Speaking of the economy – it costs a lot of money to bring a stage of the Giro to town, and most southern towns and cities simply don’t have the budget to spend on the event. But the RCS is behind their race 100% and shoulder much more of the stage costs down here to keep their tour a national treasure. This guy’s job is to manage the balloons that are set skyward at the start of each day’s stage. I’d be smiling too.
Over at the sign-on area the race announcers took turns bouncing jokes off one another, moving proceedings along and finally introducing each rider as they signed the daily log. But riders wait till the last minute to sign on, and it goes by pretty quick, which leaves some time to fill with sound bites. Ex-pros Marco Velo (on race for the RCS) and Sergei Outshakov (Katusha DS in the white shirt) were happy to play along with one of the gags.
After Steve Bauer retired, Canadian cycling went into a bit of a dark period, with little to no riders in the pro ranks – so it’s fantastic to see so many now riding at pro tour level. By my count, I’ve four countrymen at this Giro, Dominique Rollin (FDJ), last year’s winner Ryder Hesjedal, and Christian Meier & Svein Tuft of Orica-GreenEdge. Svein told me yesterday’s opening curves along the Amalfi coast could have been a lot worse had the break not gone early – which allowed the bunch to ride in relative peace. Svein can lay down the watts against the clock, or away on his own, so I asked if he liked any of the stages for his own. Ever the team man, he confirmed they’re here to work for sprinter Matt Goss, but I’ll be watching for Svein in the stage 8 TT.
Speaking of Canadians – I nabbed a solid ‘Ryder Moment’ myself. “Right on!” was his response when I introduced myself, and while most of the guys just want to get from sign-on stage back to their bikes with no interruptions, Ryder was all smiles for the local police who asked for a photo.
Yesterday I posted that group shot of Italian champ Franco Pellizotti eating fruit tarts – but I think this shot is a much more proper representation of man who’s loved across the land, and is clearly enjoying his time in the maglia tricolore.
And today’s storyline is faces, it seems checking people out was a popular theme with others as well.
By now the 11:15 race start was fast approaching, so I made my own fast approach to the front of the bunch. I tagged onto the tail end of the umbrella girls who parted the peloton like the Red Sea as they made their way to the front for the final ceremonial photo sessions with the race leaders.
Up front Mark Cav was all smiles too – joking around with the photogs and sharing a laugh with Luca Paolini.
The clock counted down, but even the race officials were chilled as there was a lot less shouting and gesturing to lead the race off.
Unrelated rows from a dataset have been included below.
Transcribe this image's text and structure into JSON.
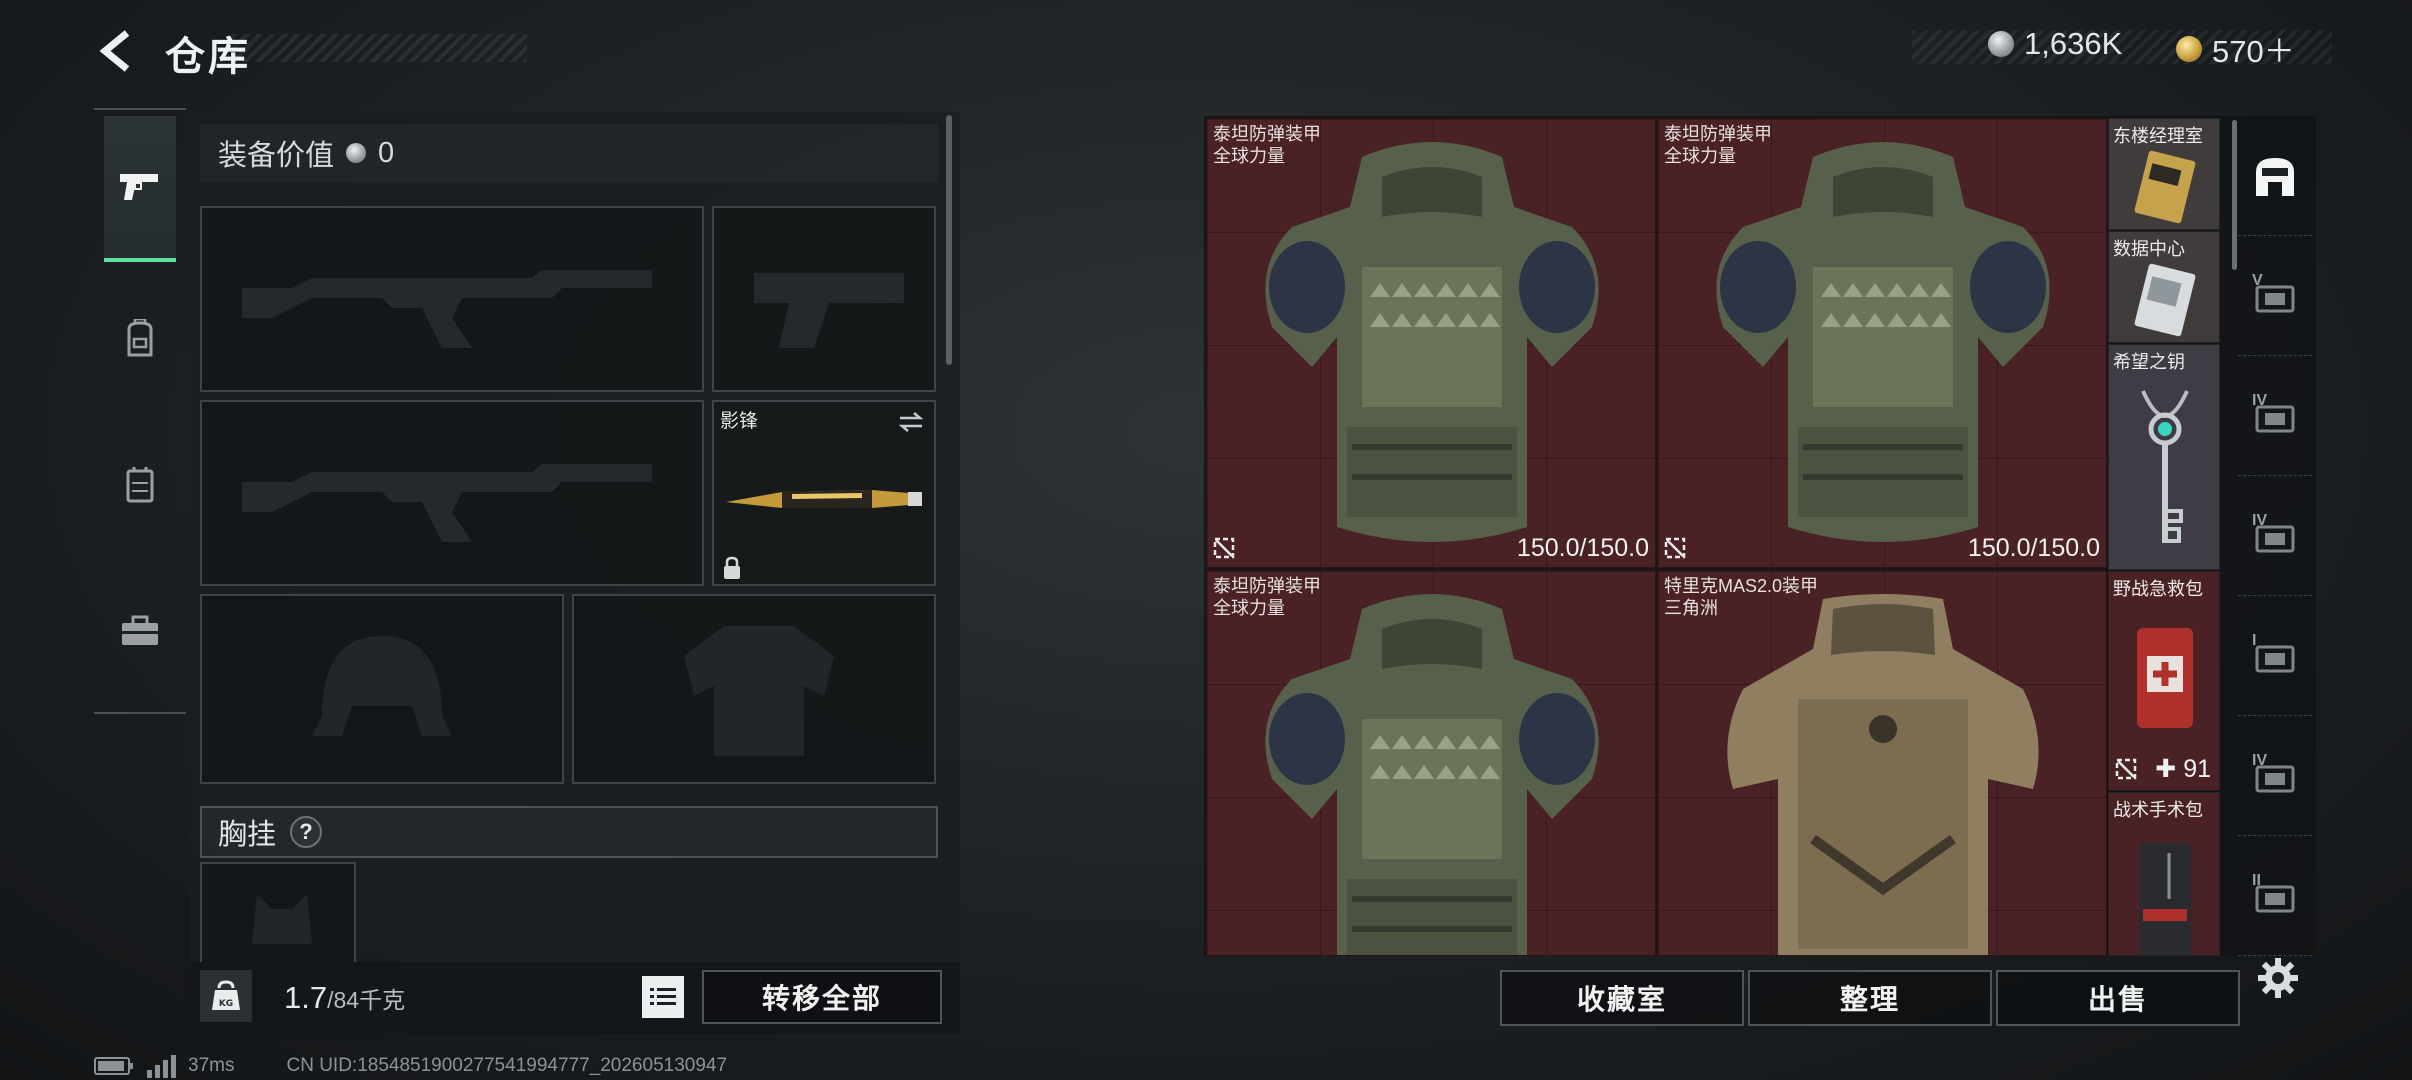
{
  "header": {
    "title": "仓库",
    "currencies": [
      {
        "name": "silver-coin",
        "value": "1,636K"
      },
      {
        "name": "gold-coin",
        "value": "570＋"
      }
    ]
  },
  "left_rail": {
    "items": [
      {
        "icon": "pistol-icon",
        "active": true
      },
      {
        "icon": "backpack-icon",
        "active": false
      },
      {
        "icon": "vest-icon",
        "active": false
      },
      {
        "icon": "toolbox-icon",
        "active": false
      }
    ]
  },
  "loadout": {
    "equip_value_label": "装备价值",
    "equip_value": "0",
    "melee_slot": {
      "name": "影锋"
    },
    "chest_rig_label": "胸挂",
    "chest_rig_help": "?",
    "weight_value": "1.7",
    "weight_max": "/84千克",
    "transfer_all_label": "转移全部"
  },
  "stash": {
    "armor_items": [
      {
        "name1": "泰坦防弹装甲",
        "name2": "全球力量",
        "durability": "150.0/150.0",
        "variant": "titan"
      },
      {
        "name1": "泰坦防弹装甲",
        "name2": "全球力量",
        "durability": "150.0/150.0",
        "variant": "titan"
      },
      {
        "name1": "泰坦防弹装甲",
        "name2": "全球力量",
        "durability": "",
        "variant": "titan"
      },
      {
        "name1": "特里克MAS2.0装甲",
        "name2": "三角洲",
        "durability": "",
        "variant": "mas"
      }
    ],
    "small_items": [
      {
        "name": "东楼经理室"
      },
      {
        "name": "数据中心"
      },
      {
        "name": "希望之钥"
      },
      {
        "name": "野战急救包",
        "count": "✚ 91"
      },
      {
        "name": "战术手术包"
      }
    ],
    "buttons": {
      "collection": "收藏室",
      "sort": "整理",
      "sell": "出售"
    }
  },
  "right_tabs": [
    {
      "icon": "home-icon",
      "roman": ""
    },
    {
      "icon": "storage-v-icon",
      "roman": "V"
    },
    {
      "icon": "storage-iv-icon",
      "roman": "IV"
    },
    {
      "icon": "storage-iv-plus-icon",
      "roman": "IV"
    },
    {
      "icon": "storage-i-icon",
      "roman": "I"
    },
    {
      "icon": "storage-iv-b-icon",
      "roman": "IV"
    },
    {
      "icon": "storage-ii-icon",
      "roman": "II"
    }
  ],
  "footer": {
    "ping": "37ms",
    "uid": "CN UID:1854851900277541994777_202605130947"
  },
  "colors": {
    "accent": "#5ee0a0",
    "armor_cell": "#4a2124",
    "panel": "#1a1e21"
  }
}
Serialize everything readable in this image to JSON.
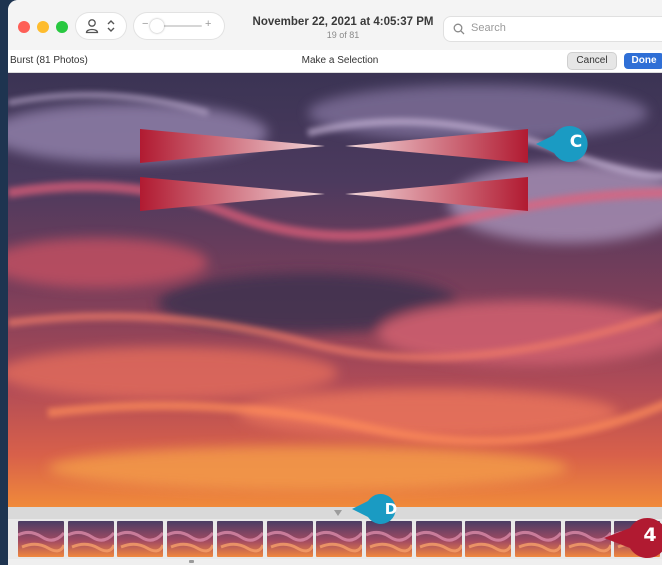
{
  "window": {
    "date": "November 22, 2021 at 4:05:37 PM",
    "count": "19 of 81",
    "search_placeholder": "Search"
  },
  "toolbar": {
    "burst_label": "Burst (81 Photos)",
    "selection_label": "Make a Selection",
    "cancel_label": "Cancel",
    "done_label": "Done"
  },
  "filmstrip": {
    "thumbnail_count": 14
  },
  "callouts": {
    "c": "C",
    "d": "D",
    "step": "4"
  },
  "colors": {
    "callout_teal": "#1a9bc3",
    "callout_red": "#b11a31",
    "done_blue": "#2f6fd6"
  },
  "icons": [
    "person-icon",
    "chevron-updown-icon",
    "search-icon"
  ]
}
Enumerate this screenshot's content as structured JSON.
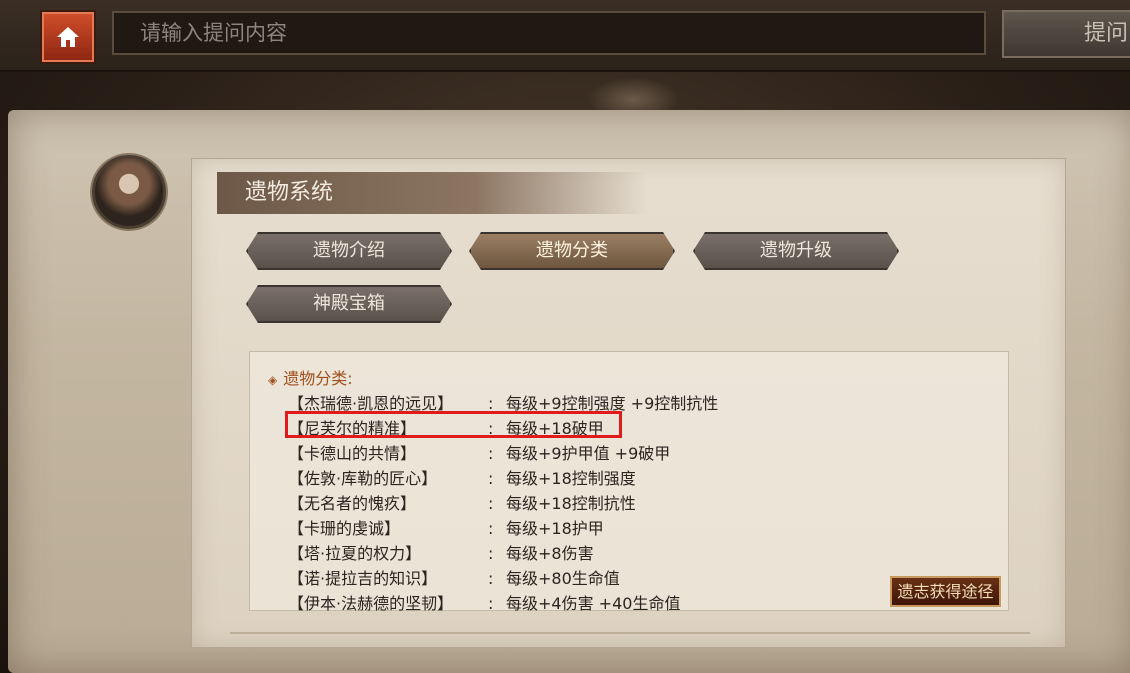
{
  "topbar": {
    "home_icon": "home-icon",
    "search_placeholder": "请输入提问内容",
    "ask_label": "提问"
  },
  "panel": {
    "title": "遗物系统",
    "tabs": [
      "遗物介绍",
      "遗物分类",
      "遗物升级",
      "神殿宝箱"
    ],
    "active_tab": "遗物分类"
  },
  "relics": {
    "section_title": "遗物分类:",
    "items": [
      {
        "name": "【杰瑞德·凯恩的远见】",
        "effect": "每级+9控制强度 +9控制抗性"
      },
      {
        "name": "【尼芙尔的精准】",
        "effect": "每级+18破甲"
      },
      {
        "name": "【卡德山的共情】",
        "effect": "每级+9护甲值 +9破甲"
      },
      {
        "name": "【佐敦·库勒的匠心】",
        "effect": "每级+18控制强度"
      },
      {
        "name": "【无名者的愧疚】",
        "effect": "每级+18控制抗性"
      },
      {
        "name": "【卡珊的虔诚】",
        "effect": "每级+18护甲"
      },
      {
        "name": "【塔·拉夏的权力】",
        "effect": "每级+8伤害"
      },
      {
        "name": "【诺·提拉吉的知识】",
        "effect": "每级+80生命值"
      },
      {
        "name": "【伊本·法赫德的坚韧】",
        "effect": "每级+4伤害 +40生命值"
      }
    ],
    "source_button": "遗志获得途径",
    "highlight_color": "#e01b1b"
  }
}
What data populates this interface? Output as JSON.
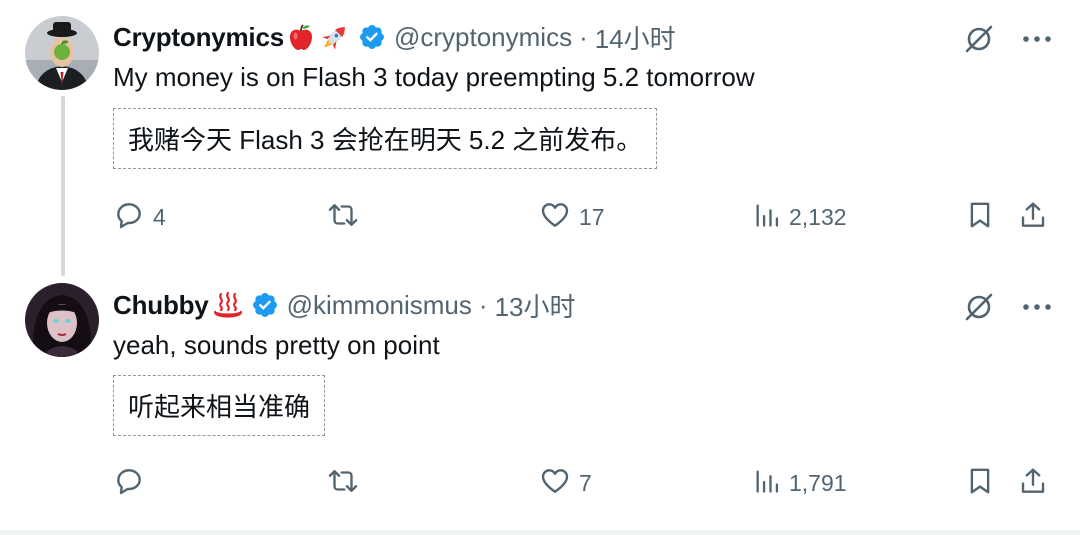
{
  "tweets": [
    {
      "display_name": "Cryptonymics",
      "name_emojis": [
        "red-apple",
        "rocket"
      ],
      "handle": "@cryptonymics",
      "separator": "·",
      "time": "14小时",
      "text": "My money is on Flash 3 today preempting 5.2 tomorrow",
      "translation": "我赌今天 Flash 3 会抢在明天 5.2 之前发布。",
      "replies": "4",
      "retweets": "",
      "likes": "17",
      "views": "2,132",
      "verified": true
    },
    {
      "display_name": "Chubby",
      "name_emojis": [
        "hot-springs"
      ],
      "handle": "@kimmonismus",
      "separator": "·",
      "time": "13小时",
      "text": "yeah, sounds pretty on point",
      "translation": "听起来相当准确",
      "replies": "",
      "retweets": "",
      "likes": "7",
      "views": "1,791",
      "verified": true
    }
  ],
  "icons": {
    "verified": "verified-badge-icon",
    "grok": "grok-icon",
    "more": "more-icon",
    "reply": "reply-icon",
    "retweet": "retweet-icon",
    "like": "heart-icon",
    "views": "views-icon",
    "bookmark": "bookmark-icon",
    "share": "share-icon"
  },
  "colors": {
    "text": "#0f1419",
    "secondary": "#536471",
    "verified": "#1d9bf0",
    "thread_line": "#cfd9de",
    "dashed_border": "#8b98a5"
  }
}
Four days in and things have settled down a notch – and it was a refreshing break from the seriousness that goes with any high level of sport. Overall a nice reminder that bike racing is a whole lot of fun.
A few seconds later the flag was dropped and the they were off on the 246km stage to the tip of the boot and the climb to Serra san Bruno.
Keep it dialed PEZ and see you tomorrow as the race crosses the foot of the boot to the ancient cave town of Matera.
– ciao a domani